• _Directions for this task_
Copy every line in the listing that contains "heading".

• _Input data_
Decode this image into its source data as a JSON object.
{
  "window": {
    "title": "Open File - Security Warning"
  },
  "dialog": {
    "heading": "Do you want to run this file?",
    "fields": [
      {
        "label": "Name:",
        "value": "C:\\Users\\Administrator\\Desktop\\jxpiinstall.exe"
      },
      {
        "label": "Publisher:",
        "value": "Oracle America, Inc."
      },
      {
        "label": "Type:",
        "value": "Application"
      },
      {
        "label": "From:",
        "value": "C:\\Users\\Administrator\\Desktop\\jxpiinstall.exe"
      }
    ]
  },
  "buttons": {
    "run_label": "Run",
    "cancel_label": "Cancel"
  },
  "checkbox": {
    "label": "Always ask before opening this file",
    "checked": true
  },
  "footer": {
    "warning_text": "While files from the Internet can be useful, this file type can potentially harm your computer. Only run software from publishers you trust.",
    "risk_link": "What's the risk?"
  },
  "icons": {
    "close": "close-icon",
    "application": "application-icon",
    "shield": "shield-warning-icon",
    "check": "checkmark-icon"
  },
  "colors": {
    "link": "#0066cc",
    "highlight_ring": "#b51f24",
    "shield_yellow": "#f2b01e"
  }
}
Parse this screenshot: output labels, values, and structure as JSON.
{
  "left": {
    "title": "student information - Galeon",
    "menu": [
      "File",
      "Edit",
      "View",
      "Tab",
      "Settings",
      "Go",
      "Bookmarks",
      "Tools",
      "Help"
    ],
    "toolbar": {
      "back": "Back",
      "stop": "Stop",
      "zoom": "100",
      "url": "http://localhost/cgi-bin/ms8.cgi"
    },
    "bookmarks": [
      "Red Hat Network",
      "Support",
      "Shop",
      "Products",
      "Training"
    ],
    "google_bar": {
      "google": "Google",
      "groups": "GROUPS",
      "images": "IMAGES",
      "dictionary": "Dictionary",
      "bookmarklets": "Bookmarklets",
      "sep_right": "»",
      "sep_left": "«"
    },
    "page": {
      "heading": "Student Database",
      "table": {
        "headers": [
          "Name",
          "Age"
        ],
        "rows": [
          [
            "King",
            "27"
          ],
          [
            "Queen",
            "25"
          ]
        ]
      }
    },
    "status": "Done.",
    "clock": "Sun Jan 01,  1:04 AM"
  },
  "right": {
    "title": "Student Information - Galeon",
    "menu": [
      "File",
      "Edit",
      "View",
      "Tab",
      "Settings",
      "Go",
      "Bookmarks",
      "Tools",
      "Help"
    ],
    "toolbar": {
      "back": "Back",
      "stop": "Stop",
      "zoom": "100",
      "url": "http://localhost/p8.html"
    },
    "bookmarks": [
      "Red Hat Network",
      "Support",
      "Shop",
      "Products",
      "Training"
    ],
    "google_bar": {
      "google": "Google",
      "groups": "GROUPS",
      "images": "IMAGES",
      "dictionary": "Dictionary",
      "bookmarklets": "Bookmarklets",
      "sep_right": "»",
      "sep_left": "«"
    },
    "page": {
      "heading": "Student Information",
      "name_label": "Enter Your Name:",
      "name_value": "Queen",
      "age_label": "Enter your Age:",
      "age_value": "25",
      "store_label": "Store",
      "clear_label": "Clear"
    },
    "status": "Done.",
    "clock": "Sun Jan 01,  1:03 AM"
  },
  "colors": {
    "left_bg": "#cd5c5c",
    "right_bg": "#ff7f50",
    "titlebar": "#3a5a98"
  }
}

• _Exercise output_
    "heading": "Do you want to run this file?",
      "heading": "Student Database",
      "heading": "Student Information",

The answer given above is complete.